Friday as the mayor of French port Calais, which has symbolised
Europe's refugee crisis, signed a ban on gatherings that could
stop aid groups distributing meals to migrants and refugees.
A decree published on Thursday said the Calais authority
believed that handing out meals at the site of the former
"jungle" migrant camp was one reason for a rise in ethnic
tensions and conflict between rival groups of migrants.
The decree, a copy of which was obtained by Reuters, said
food distribution by charities had led to large numbers of
people gathering at the site of the now-closed camp, with fights
breaking out and risks posed to the safety of local residents.
It did not expressly ban food distribution, but said it was
"necessary to ban all gatherings" at the site and banned people
from entering it. The decree said gatherings tended to take
place "after the distribution of meals to migrants".
The office of Calais Mayor Natacha Bouchart, a member of
conservative party The Republicans who signed off on the decree,
could not be reached for comment on Friday.
A spokeswoman for the regional prefecture had no comment.
Human rights groups criticised the move, with some saying
they would still hand out food to migrants and refugees.

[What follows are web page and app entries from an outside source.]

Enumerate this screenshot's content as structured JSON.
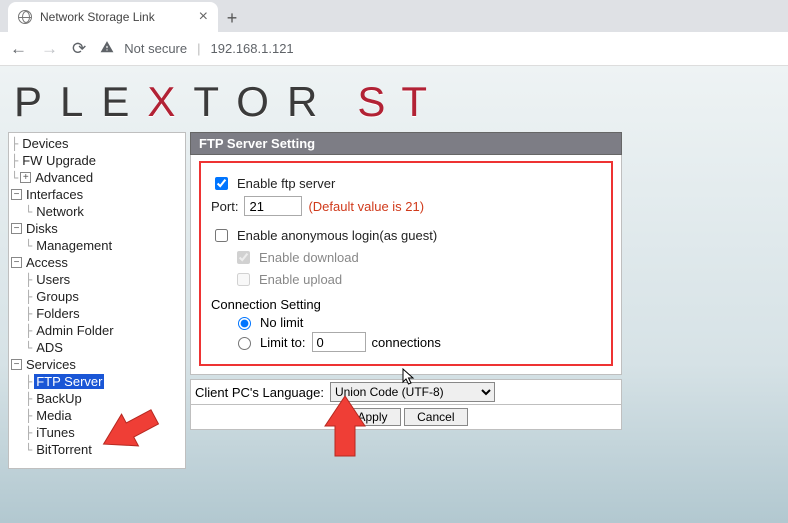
{
  "browser": {
    "tab_title": "Network Storage Link",
    "not_secure": "Not secure",
    "url": "192.168.1.121"
  },
  "logo": {
    "part1": "PLE",
    "x": "X",
    "part2": "TOR",
    "second": "ST"
  },
  "sidebar": {
    "items": [
      {
        "label": "Devices",
        "leaf": true
      },
      {
        "label": "FW Upgrade",
        "leaf": true
      },
      {
        "label": "Advanced",
        "leaf": true,
        "plus": true
      }
    ],
    "interfaces": {
      "label": "Interfaces",
      "children": [
        "Network"
      ]
    },
    "disks": {
      "label": "Disks",
      "children": [
        "Management"
      ]
    },
    "access": {
      "label": "Access",
      "children": [
        "Users",
        "Groups",
        "Folders",
        "Admin Folder",
        "ADS"
      ]
    },
    "services": {
      "label": "Services",
      "children": [
        "FTP Server",
        "BackUp",
        "Media",
        "iTunes",
        "BitTorrent"
      ],
      "selected": "FTP Server"
    }
  },
  "panel": {
    "title": "FTP Server Setting",
    "enable_ftp": "Enable ftp server",
    "port_label": "Port:",
    "port_value": "21",
    "port_note": "(Default value is 21)",
    "anon_label": "Enable anonymous login(as guest)",
    "anon_download": "Enable download",
    "anon_upload": "Enable upload",
    "conn_title": "Connection Setting",
    "conn_nolimit": "No limit",
    "conn_limit_prefix": "Limit to:",
    "conn_limit_value": "0",
    "conn_limit_suffix": "connections",
    "lang_label": "Client PC's Language:",
    "lang_value": "Union Code (UTF-8)",
    "apply": "Apply",
    "cancel": "Cancel"
  }
}
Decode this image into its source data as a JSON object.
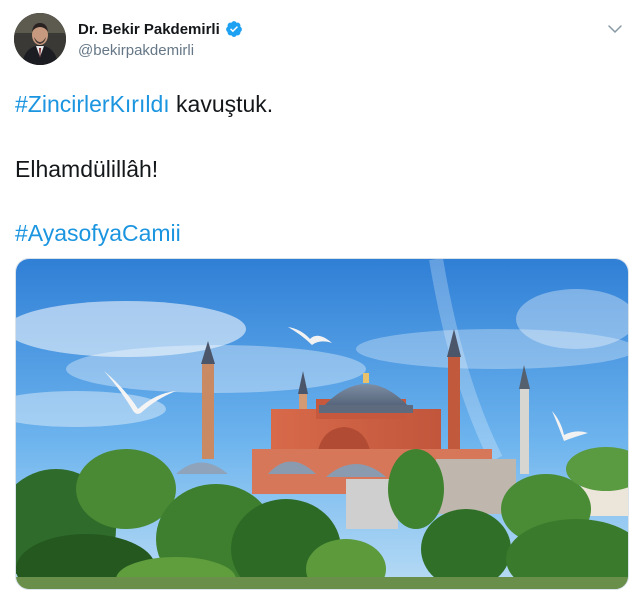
{
  "author": {
    "display_name": "Dr. Bekir Pakdemirli",
    "handle": "@bekirpakdemirli",
    "verified": true,
    "avatar_icon": "profile-photo"
  },
  "tweet": {
    "line1_hashtag": "#ZincirlerKırıldı",
    "line1_text": " kavuştuk.",
    "line2_text": "Elhamdülillâh!",
    "line3_hashtag": "#AyasofyaCamii"
  },
  "media": {
    "icon": "photo-hagia-sophia"
  },
  "colors": {
    "hashtag": "#1b95e0",
    "text": "#14171a",
    "handle": "#657786",
    "verified": "#1da1f2"
  }
}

"You're talking about young people and children. You just
can't deprive them of food," said Gael Manzi, who works for
local aid association Utopia 56.
Manzi said Utopia 56 would continue to distribute food, but
at a new site elsewhere in Calais.
Last month, non-government associations said hundreds of
migrant children had been returning to Calais, despite the
dismantling of the "jungle" camp late last year.
The influx of migrants fleeing war and poverty in the Middle
East and Africa is a key issue in France's upcoming presidential
election, with many voters concerned about competition for
scarce jobs, security, and the risk of further terror attacks.
Police forces are still deployed permanently in the area
where the "jungle" camp stood.
Migrants have been streaming into Calais for much of the
last decade, hoping to cross the short stretch of sea to Britain
by leaping onto trucks and trains, or even walking through the
railway tunnel under the English Channel to get to the UK.
(Reporting by Matthias Blamont and Sudip Kar-Gupta; Editing by
Andrew Callus and Catherine Evans)